Task brief
While reading through the material below, copy each line that holds the word "Upcoming".

Extracted material

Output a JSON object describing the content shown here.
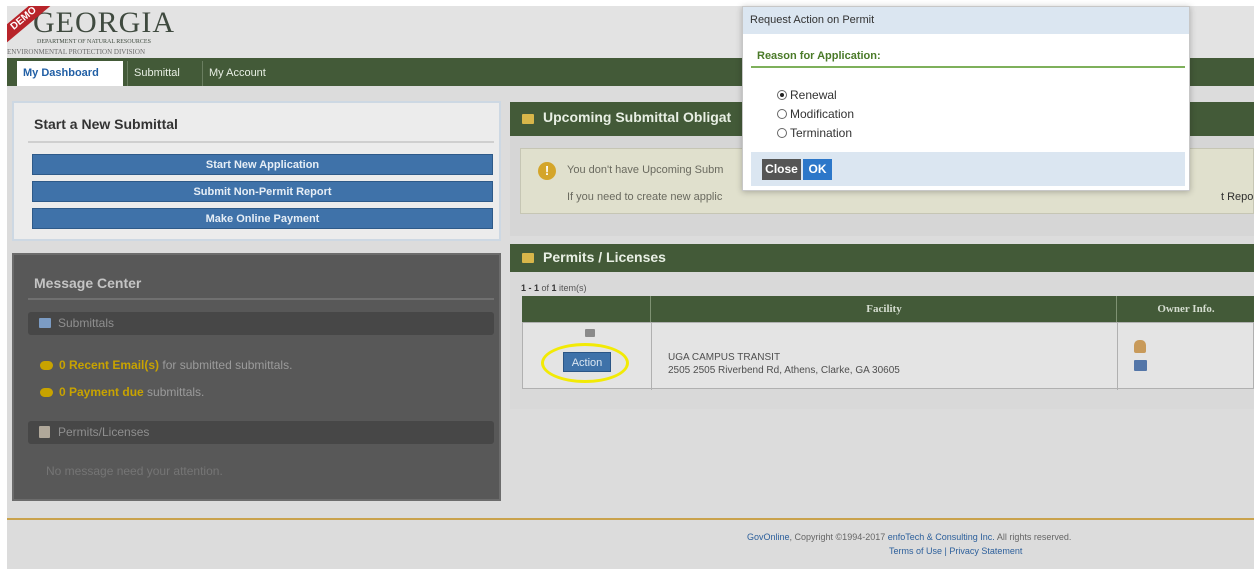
{
  "brand": {
    "ribbon": "DEMO",
    "logo_main": "GEORGIA",
    "logo_sub1": "DEPARTMENT OF NATURAL RESOURCES",
    "logo_sub2": "ENVIRONMENTAL PROTECTION DIVISION"
  },
  "nav": {
    "tabs": [
      {
        "label": "My Dashboard",
        "active": true
      },
      {
        "label": "Submittal",
        "active": false
      },
      {
        "label": "My Account",
        "active": false
      }
    ]
  },
  "new_submittal": {
    "title": "Start a New Submittal",
    "buttons": [
      "Start New Application",
      "Submit Non-Permit Report",
      "Make Online Payment"
    ]
  },
  "message_center": {
    "title": "Message Center",
    "submittals_label": "Submittals",
    "email_count": "0 Recent Email(s)",
    "email_suffix": " for submitted submittals.",
    "payment_count": "0 Payment due",
    "payment_suffix": " submittals.",
    "permits_label": "Permits/Licenses",
    "no_message": "No message need your attention."
  },
  "obligations": {
    "title": "Upcoming Submittal Obligat",
    "line1": "You don't have Upcoming Subm",
    "line2": "If you need to create new applic",
    "line3_tail": "t Report, o"
  },
  "permits": {
    "title": "Permits / Licenses",
    "count_prefix": "1 - 1",
    "count_mid": " of ",
    "count_total": "1",
    "count_suffix": " item(s)",
    "columns": [
      "Facility",
      "Owner Info."
    ],
    "rows": [
      {
        "action_label": "Action",
        "facility_name": "UGA CAMPUS TRANSIT",
        "facility_address": "2505 2505 Riverbend Rd, Athens, Clarke, GA 30605"
      }
    ]
  },
  "footer": {
    "product": "GovOnline",
    "copyright": ", Copyright ©1994-2017 ",
    "company": "enfoTech & Consulting Inc.",
    "rights": " All rights reserved.",
    "terms": "Terms of Use",
    "separator": " | ",
    "privacy": "Privacy Statement"
  },
  "dialog": {
    "title": "Request Action on Permit",
    "reason_label": "Reason for Application:",
    "options": [
      {
        "label": "Renewal",
        "selected": true
      },
      {
        "label": "Modification",
        "selected": false
      },
      {
        "label": "Termination",
        "selected": false
      }
    ],
    "close_label": "Close",
    "ok_label": "OK"
  },
  "colors": {
    "nav_green": "#435a38",
    "button_blue": "#3f72a9",
    "dialog_accent": "#7eb05b",
    "highlight_yellow": "#f2ea05"
  }
}
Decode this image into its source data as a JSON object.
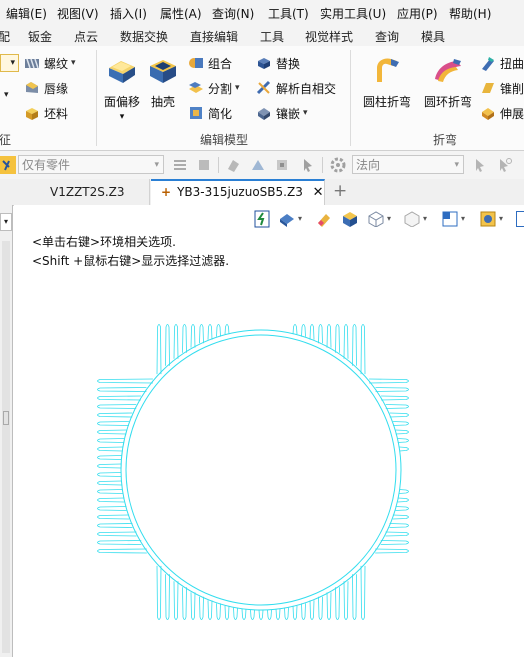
{
  "menu": [
    "编辑(E)",
    "视图(V)",
    "插入(I)",
    "属性(A)",
    "查询(N)",
    "工具(T)",
    "实用工具(U)",
    "应用(P)",
    "帮助(H)"
  ],
  "ribbon_tabs": [
    "配",
    "钣金",
    "点云",
    "数据交换",
    "直接编辑",
    "工具",
    "视觉样式",
    "查询",
    "模具"
  ],
  "ribbon": {
    "col1": [
      "螺纹",
      "唇缘",
      "坯料"
    ],
    "col1_group_fragment": "征",
    "large": [
      "面偏移",
      "抽壳"
    ],
    "col3": [
      "组合",
      "分割",
      "简化"
    ],
    "col4": [
      "替换",
      "解析自相交",
      "镶嵌"
    ],
    "edit_group_label": "编辑模型",
    "bend_large": [
      "圆柱折弯",
      "圆环折弯"
    ],
    "col6": [
      "扭曲",
      "锥削",
      "伸展"
    ],
    "bend_group_label": "折弯"
  },
  "filter": {
    "selection_filter": "仅有零件",
    "direction": "法向"
  },
  "doc_tabs": [
    {
      "label": "V1ZZT2S.Z3",
      "active": false
    },
    {
      "label": "YB3-315juzuoSB5.Z3",
      "active": true
    }
  ],
  "hints": [
    "<单击右键>环境相关选项.",
    "<Shift +鼠标右键>显示选择过滤器."
  ],
  "colors": {
    "wireframe": "#33ddee",
    "active_tab_marker": "#d17b00",
    "accent": "#2a7fd4"
  }
}
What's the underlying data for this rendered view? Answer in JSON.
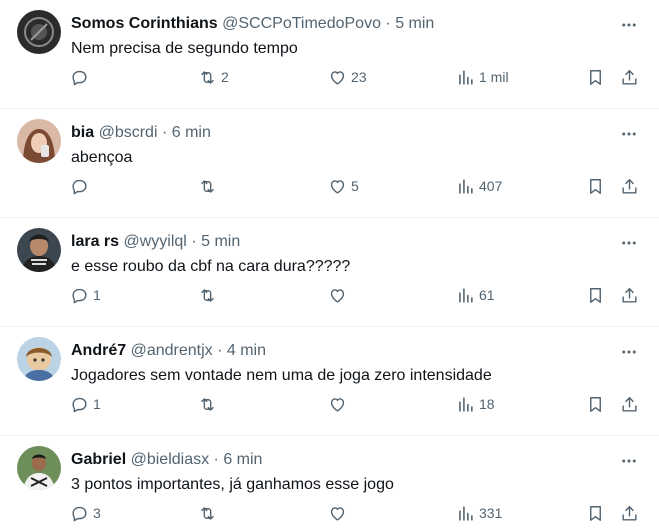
{
  "tweets": [
    {
      "name": "Somos Corinthians",
      "handle": "@SCCPoTimedoPovo",
      "separator": "·",
      "time": "5 min",
      "text": "Nem precisa de segundo tempo",
      "replies": "",
      "retweets": "2",
      "likes": "23",
      "views": "1 mil"
    },
    {
      "name": "bia",
      "handle": "@bscrdi",
      "separator": "·",
      "time": "6 min",
      "text": "abençoa",
      "replies": "",
      "retweets": "",
      "likes": "5",
      "views": "407"
    },
    {
      "name": "lara rs",
      "handle": "@wyyilql",
      "separator": "·",
      "time": "5 min",
      "text": "e esse roubo da cbf na cara dura?????",
      "replies": "1",
      "retweets": "",
      "likes": "",
      "views": "61"
    },
    {
      "name": "André7",
      "handle": "@andrentjx",
      "separator": "·",
      "time": "4 min",
      "text": "Jogadores sem vontade nem uma de joga zero intensidade",
      "replies": "1",
      "retweets": "",
      "likes": "",
      "views": "18"
    },
    {
      "name": "Gabriel",
      "handle": "@bieldiasx",
      "separator": "·",
      "time": "6 min",
      "text": "3 pontos importantes, já ganhamos esse jogo",
      "replies": "3",
      "retweets": "",
      "likes": "",
      "views": "331"
    }
  ],
  "colors": {
    "text": "#0f1419",
    "muted": "#536471",
    "divider": "#eff3f4"
  }
}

Solution to this problem
    "title": "Upcoming Submittal Obligat",
    "line1": "You don't have Upcoming Subm",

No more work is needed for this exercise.